Not surprisingly, the proposal was also seriously weakened earlier this week by the preliminary report of the State Council (Conseil d’État), a court of senior jurists that advises the government on legislative bills and also acts as France’s supreme court for administrative law. It suggests that the State Council will redraft the bill, adding a fine of 5000€ maximum as an intermediary sanction (before the removal of the internet access), so as to be able to modulate the degree of the sanction and take into account “the gravity of the copyright infringement”. This new measure aims to ensure that the law respects the constitutional principle of the individualization of penalties.

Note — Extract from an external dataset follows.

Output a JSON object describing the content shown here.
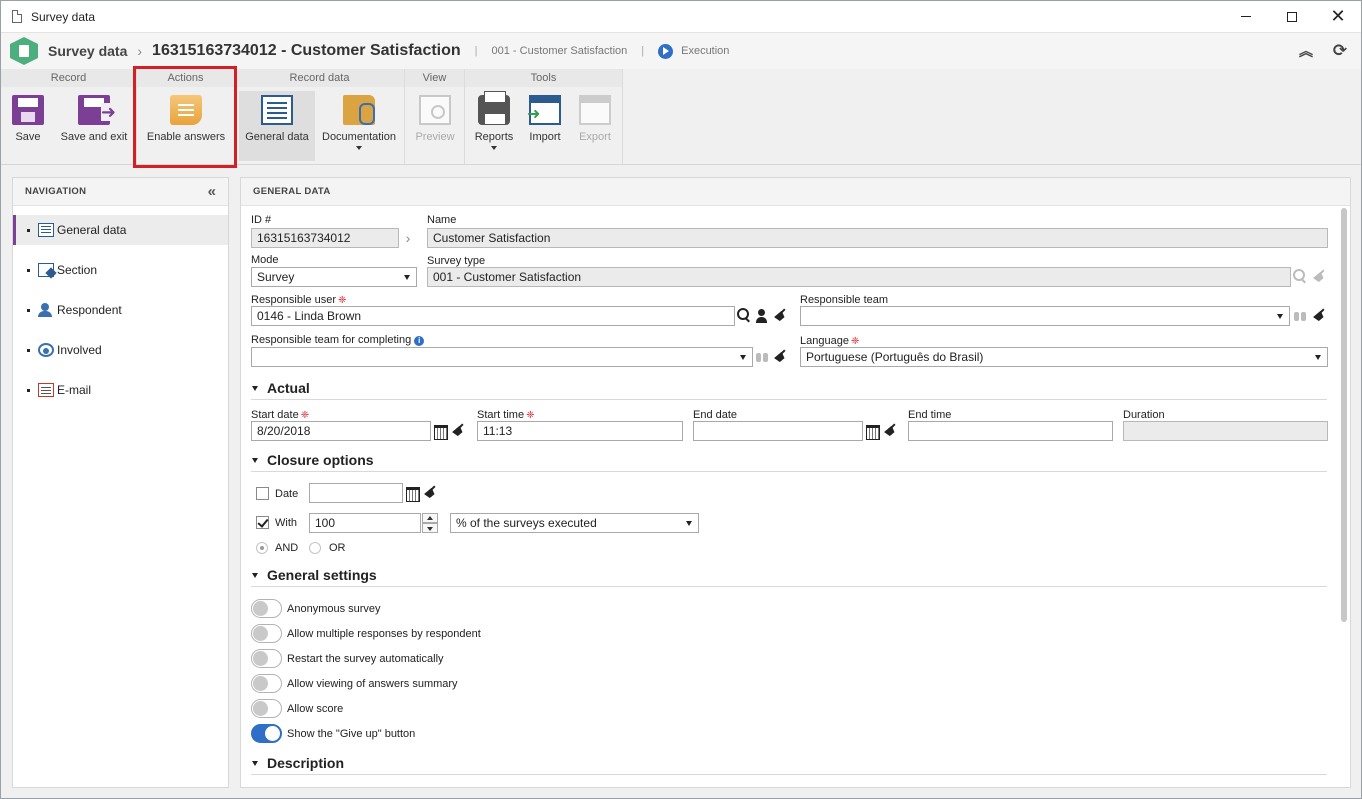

However, this also means that the public authority will have to give a closer look to individual cases, which will slow the procedure and increase its functioning cost, thus undermining its effectiveness in fighting illegal downloading.
Additionally, it is worth noting that for various other reasons the bill has received negative notices from the national telecom regulator (Acerp) and a number of French deputies. According to several sources, the National Commission for Information and Liberties (CNIL) will also give a highly critical opinion on the project.
In the face of all these troubles, it seems that the Government will now postpone the legislative procedure until the fall, much to the despair of right holders.

But today, I came upon this interesting article on the Electronic Frontier Foundation’s website. At the moment, the US, Canada, the EU, Japan and other countries are negotiating a trade treaty outside of the WTO framework. According to the EFF, a leaked memo indicates that the current draft for this Anti-Counterfeiting Trade Agreement (ACTA) mentions, among many other things, “new legal regimes to encourage ISPs to cooperate with right holders, criminal measures, and increased border search powers” (further information on this memo here). It is still very unsure what this treaty is all about, but what is for certain is that treaties are superior to the Law once they have been ratified. If the ACTA came into effect, it would be a pretty insidious way to harmonize legislations on a rather conservative standard.
All this indicates that worldwide intellectual property lobbies are striving to maintain the status quo on cultural rights, even if it means undermining civil liberties. Instead, they should put as much efforts into thinking of other ways to reward artists and cultural industries in the age of the internet.